In applying this doctrine to fever, he considers its ocplied to
casional causes, whatever they may be, as inducing a quiescence or torpor of the extreme arteries, and the subsequent heat as an inordinate exertion of the sensorial power hereby accumulated to excess; and, consequently, the fever of Dr. Darwin commences a stage lower than that of Dr. Cullen, or in the cold fit instead of
in a collapse of the nervous energy lodged in the brain. Fails in ac Now, allowing this explanation to account for the cold
ng and hot stages of a single paroxysm of fever, like the for the entire par.' spasm of Dr. Cullen, it will apply no farther. For when
the sensorium has exhausted itself of its accumulated irritability, the disease should cease. It may, perhaps, be said that a second torpor will be produced by this very exhaustion, and a second paroxysm must necessarily ensue. Admitting this, however, for a moment, it must be obvious that the first or torpid stage only can ensue; for the system being now quite exhausted, the quiescence that takes place during the torpor can only be supposed to recruit the common supply necessary for health; we have no reason to conceive, nor is any held
out to us, that this quantity can again rise to a surplus. Fails in ac- Yet it must be farther remarked, that in continued fevers for coni. we have often no return of torpor or quietude whatever, nued fever. and, consequently, no means of re-accumulating irrita
bility; but one continued train of preternatural action Order I. and exhaustion, till the system is completely worn out.
Fevers. And to this objection the Darwinian hypothesis seems to Proximate be altogether without a reply.
IV. AccuIt is not necessary to pursue this subject further. mulated or Other conjectures more or less discrepant from those now
excitability. examined have been offered, but they have not acquired sufficient notice, or evinced sufficient ingenuity to be worthy of examination.
V. There are other pathologists who have referred the V. Proxiproximate cause of fever to a morbid affection of some
some placed in particular organ, or set of organs associated in a com- some local
disease. mon function. Thus, Baron Haller alludes to several in his day, who ascribed it to a diseased state of the ve- Vena cava. na cava*: Bianchi pitched upon the livert, Swalve on Liver. the pancreas , Rahn on the digestive organization gene- Pancreas. rally g. Professor Frank has divided the different kinds Doctrine

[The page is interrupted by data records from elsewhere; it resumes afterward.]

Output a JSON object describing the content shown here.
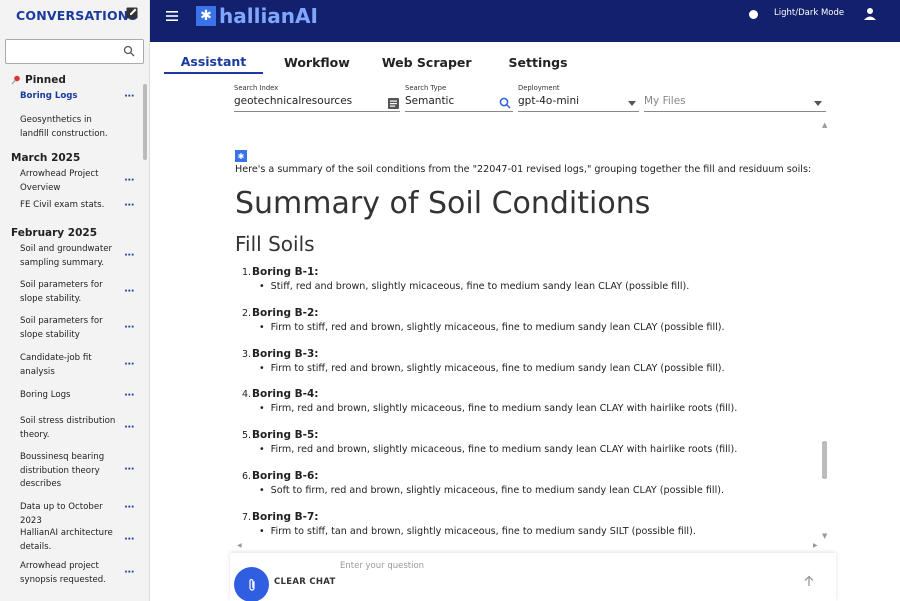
{
  "sidebar": {
    "title": "CONVERSATIONS",
    "search_placeholder": "",
    "sections": [
      {
        "label": "Pinned",
        "items": [
          {
            "label": "Boring Logs",
            "active": true
          },
          {
            "label": "Geosynthetics in landfill construction.",
            "active": false
          }
        ]
      },
      {
        "label": "March 2025",
        "items": [
          {
            "label": "Arrowhead Project Overview"
          },
          {
            "label": "FE Civil exam stats."
          }
        ]
      },
      {
        "label": "February 2025",
        "items": [
          {
            "label": "Soil and groundwater sampling summary."
          },
          {
            "label": "Soil parameters for slope stability."
          },
          {
            "label": "Soil parameters for slope stability"
          },
          {
            "label": "Candidate-job fit analysis"
          },
          {
            "label": "Boring Logs"
          },
          {
            "label": "Soil stress distribution theory."
          },
          {
            "label": "Boussinesq bearing distribution theory describes"
          },
          {
            "label": "Data up to October 2023"
          },
          {
            "label": "HallianAI architecture details."
          },
          {
            "label": "Arrowhead project synopsis requested."
          }
        ]
      }
    ],
    "more_label": "···"
  },
  "header": {
    "logo_text": "hallianAI",
    "theme_toggle_label": "Light/Dark Mode"
  },
  "tabs": [
    "Assistant",
    "Workflow",
    "Web Scraper",
    "Settings"
  ],
  "fields": {
    "search_index": {
      "label": "Search Index",
      "value": "geotechnicalresources"
    },
    "search_type": {
      "label": "Search Type",
      "value": "Semantic"
    },
    "deployment": {
      "label": "Deployment",
      "value": "gpt-4o-mini"
    },
    "my_files": {
      "placeholder": "My Files"
    }
  },
  "message": {
    "intro": "Here's a summary of the soil conditions from the \"22047-01 revised logs,\" grouping together the fill and residuum soils:",
    "heading": "Summary of Soil Conditions",
    "subheading": "Fill Soils",
    "borings": [
      {
        "num": "1.",
        "title": "Boring B-1:",
        "desc": "Stiff, red and brown, slightly micaceous, fine to medium sandy lean CLAY (possible fill)."
      },
      {
        "num": "2.",
        "title": "Boring B-2:",
        "desc": "Firm to stiff, red and brown, slightly micaceous, fine to medium sandy lean CLAY (possible fill)."
      },
      {
        "num": "3.",
        "title": "Boring B-3:",
        "desc": "Firm to stiff, red and brown, slightly micaceous, fine to medium sandy lean CLAY (possible fill)."
      },
      {
        "num": "4.",
        "title": "Boring B-4:",
        "desc": "Firm, red and brown, slightly micaceous, fine to medium sandy lean CLAY with hairlike roots (fill)."
      },
      {
        "num": "5.",
        "title": "Boring B-5:",
        "desc": "Firm, red and brown, slightly micaceous, fine to medium sandy lean CLAY with hairlike roots (fill)."
      },
      {
        "num": "6.",
        "title": "Boring B-6:",
        "desc": "Soft to firm, red and brown, slightly micaceous, fine to medium sandy lean CLAY (possible fill)."
      },
      {
        "num": "7.",
        "title": "Boring B-7:",
        "desc": "Firm to stiff, tan and brown, slightly micaceous, fine to medium sandy SILT (possible fill)."
      }
    ]
  },
  "input": {
    "placeholder": "Enter your question",
    "clear_label": "CLEAR CHAT"
  },
  "colors": {
    "topbar": "#13206b",
    "accent": "#1a3a9e",
    "attach_button": "#2f5ee0"
  }
}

of Frank : of fever between the digestive organs, the arteries, and the nerves, each in a particular state of diseased action; so that with him all fevers are nervous, inflammatory or gastricll. The Italian pathologists eagerly caught up this view, and modified it in various ways; and M. of BrousBroussais has of late given it another modification, by sa placing fever in the mucous membrane of any of the viscera, but chiefly in the mucous membrane of the digestive canal; and consequently gastric fever with M. Broussais, takes the lead of all the rest both in variety and vehemence of action: the particular character or intensity of the fever being resolvable into the temperament, idiosyncrasy, or other circumstances of the individuala. Dr. Clutterbuck has still more lately in our own country, and with far more reason and learning, brought forward the brain instead of the stomach; to doctrine of an inflammation of which organ he ascribes fevers of Clutterbi
* Bibl. Med. Pr. I. p. 112.
+ Hist. Hepat. p. 112. | Pancreas, &c. p. 141.
S Briefwechsel, Band. 1. p. 150. De Cur. Morb. Hom. Epitome, Tom. v. 8vo. Mannh. 1792-4.
Examen des Doctrines Médicales, et des Systèmes de Nosologie, &c. Par F. J. V. Broussais, D.M. 8vo. 1821.